Spokane, Washington  Est. May 19, 1883

District 1 race leads campaign funds pack

A write-in candidate for the District 3 Bonner County commissioner’s seat has raised more money than any of the other commission candidates who had filed campaign finance reports as of Tuesday.

Current Bonner County Commissioner Karl Dye has a war chest of more than $27,738 – $7,387 of which he’s raised in the last three weeks.

Dye lost his bid for re-election for the District 3 commissioner’s seat in the May primary to fellow Sandpoint resident Lewis Rich. He announced his write-in candidacy in August.

Rich’s campaign finance report was not available Tuesday, but independent candidate Wayne Stotts has more than $1,577 and Republican Bud Mueller and Democrat Todd Crossett, the candidates for the District 1 commissioner’s seat, have $9,622 and $11,645 in campaign funds, respectively.

In the state legislative elections, the high-rolling District 1B House race in Boundary and Bonner counties continues to be one of the highest-grossing races, with Democratic challenger Steve Elgar raising more than $6,500 in the last three weeks and Priest River Republican Rep. Eric Anderson raking in more than $9,100.

Anderson and Elgar have raised more money than any other candidate in North Idaho, with Elgar posting $54,697 and Anderson $46,617. During the pair’s first showdown in 2004, Elgar raised more than $63,000 – twice as much as Anderson.

This year, Elgar’s the only one to receive a donation from the Idaho Democratic Central Committee. The only other Democrat from the first three district races to crack $1,000 in the past three weeks is Steve Johnson, a candidate for the District 2 Senate seat currently held by Republican Joyce Broadsword. Johnson has brought in about $4,000 – including $2,800 from his own pocket and $250 from Senate Minority Leader Clint Stennett of Ketchum.

The Elgar-Anderson race is the most evenly matched races in the area, financially speaking. District 1 Sen. Shawn Keough of Sandpoint, has out-fundraised her Democratic opponent, Jim Ramsey, nearly 6-1. She has raised more than $15,000 of her $47,785 since the last campaign finance report was filed. Her donations include $1,000 from Senate Majority Leader Bart Davis of Idaho Falls and $500 from Senate President Pro Tem Bob Geddes of Soda Springs.

Ramsey raised just $710 during the last three weeks, bringing his total to $8,557.

Things are more evenly matched in the race for the open Senate seat in District 5, which includes Post Falls, as both candidates have raised more than $25,000.

Republican Jim Hammond has $25,729 in his war chest, which is just $615 more than Democratic challenger Chuck Thomas, who has a total of $25,114.

The difference is much of Thomas’ cash is from his own pocket while Hammond has received donations from a variety of businesses, political action committees and individuals.

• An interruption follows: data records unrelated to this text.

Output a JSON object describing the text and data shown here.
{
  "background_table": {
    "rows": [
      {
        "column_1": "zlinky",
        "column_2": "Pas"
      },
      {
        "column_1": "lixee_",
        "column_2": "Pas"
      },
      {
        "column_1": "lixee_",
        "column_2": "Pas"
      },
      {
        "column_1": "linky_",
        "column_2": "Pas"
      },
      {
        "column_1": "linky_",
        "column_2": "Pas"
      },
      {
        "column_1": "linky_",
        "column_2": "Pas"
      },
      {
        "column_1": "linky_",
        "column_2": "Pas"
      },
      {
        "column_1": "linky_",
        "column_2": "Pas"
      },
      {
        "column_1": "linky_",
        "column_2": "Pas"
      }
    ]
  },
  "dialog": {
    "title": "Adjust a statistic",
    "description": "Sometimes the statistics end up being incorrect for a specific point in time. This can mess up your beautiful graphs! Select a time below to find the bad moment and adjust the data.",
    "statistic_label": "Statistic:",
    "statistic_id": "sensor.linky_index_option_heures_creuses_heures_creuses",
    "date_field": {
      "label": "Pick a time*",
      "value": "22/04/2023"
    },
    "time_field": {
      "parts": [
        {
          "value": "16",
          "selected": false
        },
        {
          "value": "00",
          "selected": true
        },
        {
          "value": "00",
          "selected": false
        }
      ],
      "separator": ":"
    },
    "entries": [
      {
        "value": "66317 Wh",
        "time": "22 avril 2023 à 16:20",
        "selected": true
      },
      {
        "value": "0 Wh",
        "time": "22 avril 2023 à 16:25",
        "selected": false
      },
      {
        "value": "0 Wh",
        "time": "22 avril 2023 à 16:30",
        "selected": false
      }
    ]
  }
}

Sen. Dick Compton, R-Coeur d’Alene, who is retiring, has given Hammond nearly $2,000, according to the latest sunshine report that documents donations and expenditures through Oct. 22.

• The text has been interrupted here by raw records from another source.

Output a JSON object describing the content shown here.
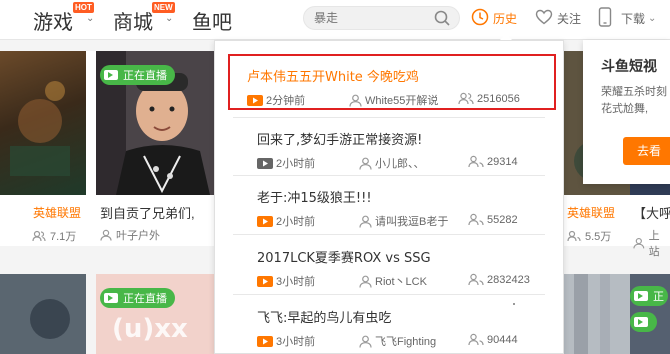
{
  "header": {
    "nav": [
      {
        "label": "游戏",
        "badge": "HOT"
      },
      {
        "label": "商城",
        "badge": "NEW"
      },
      {
        "label": "鱼吧"
      }
    ],
    "search": {
      "placeholder": "暴走"
    },
    "history_label": "历史",
    "follow_label": "关注",
    "download_label": "下载",
    "accent_color": "#ff7700"
  },
  "cards_left": [
    {
      "live": "正在直播",
      "game": "英雄联盟",
      "title": "到自贡了兄弟们,",
      "views": "7.1万",
      "anchor": "叶子户外"
    },
    {
      "live": "正在直播"
    }
  ],
  "cards_right": [
    {
      "game": "英雄联盟",
      "views": "5.5万"
    },
    {
      "title": "【大呼",
      "anchor": "上站"
    },
    {
      "live": "正"
    }
  ],
  "history": {
    "items": [
      {
        "title": "卢本伟五五开White 今晚吃鸡",
        "time": "2分钟前",
        "anchor": "White55开解说",
        "views": "2516056",
        "live_icon": true,
        "highlighted": true
      },
      {
        "title": "回来了,梦幻手游正常接资源!",
        "time": "2小时前",
        "anchor": "小儿郎、、",
        "views": "29314",
        "live_icon": false
      },
      {
        "title": "老于:冲15级狼王!!!",
        "time": "2小时前",
        "anchor": "请叫我逗B老于",
        "views": "55282",
        "live_icon": true
      },
      {
        "title": "2017LCK夏季赛ROX vs SSG",
        "time": "3小时前",
        "anchor": "Riot丶LCK",
        "views": "2832423",
        "live_icon": true
      },
      {
        "title": "飞飞:早起的鸟儿有虫吃",
        "time": "3小时前",
        "anchor": "飞飞Fighting",
        "views": "90444",
        "live_icon": true
      }
    ]
  },
  "promo": {
    "title": "斗鱼短视",
    "description": "荣耀五杀时刻花式尬舞,",
    "button": "去看"
  }
}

Hammond, the recently retired Post Falls city administrator, has spent a total of $18,863 on billboards and advertisements, including $6,486 to Coeur d’Alene’s Savvy Marketing.

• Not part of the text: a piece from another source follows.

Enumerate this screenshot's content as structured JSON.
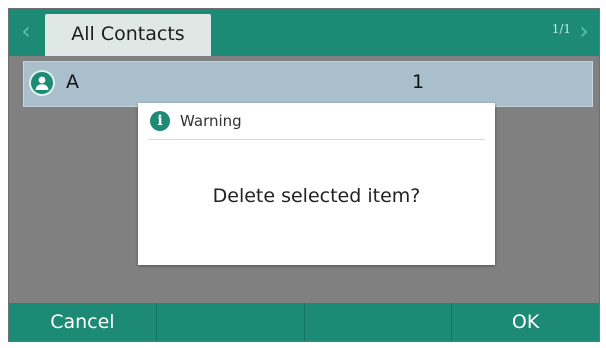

Thomas, a retired Coeur d’Alene firefighter, has spent a total of $22,970 on advertising.

In District 4, which includes Coeur d’Alene, Democrat Rep. George Sayler has raised $20,000 more than his Republican challenger, Sharon Culbreth.

Sayler has a total of $34,687 while political newcomer Culbreth has $14,565. Sayler’s donations are from a mix of individuals, businesses and political action committees such as $300 from the Idaho Consumer-Owned Utilities Association PAC.

He has spent a total of $19,405 on advertisements and postage.

Culbreth received money from Rep. Dick Harwood, R-St. Maries, and $500 from local car dealer Darrel Sims. She has spent a total of $7,235.

In the race for the Kootenai County Commission, Republican Todd Tondee has raised a total of $4,448, while independent challenger Tom Macy has raised less than $100.

Tondee, who ousted Commission Chairman Gus Johnson in the May Republican primary, received a $1,000 donation from Concerned Businesses of North Idaho and $250 from Avista Corp. He has spent a total of $1,700.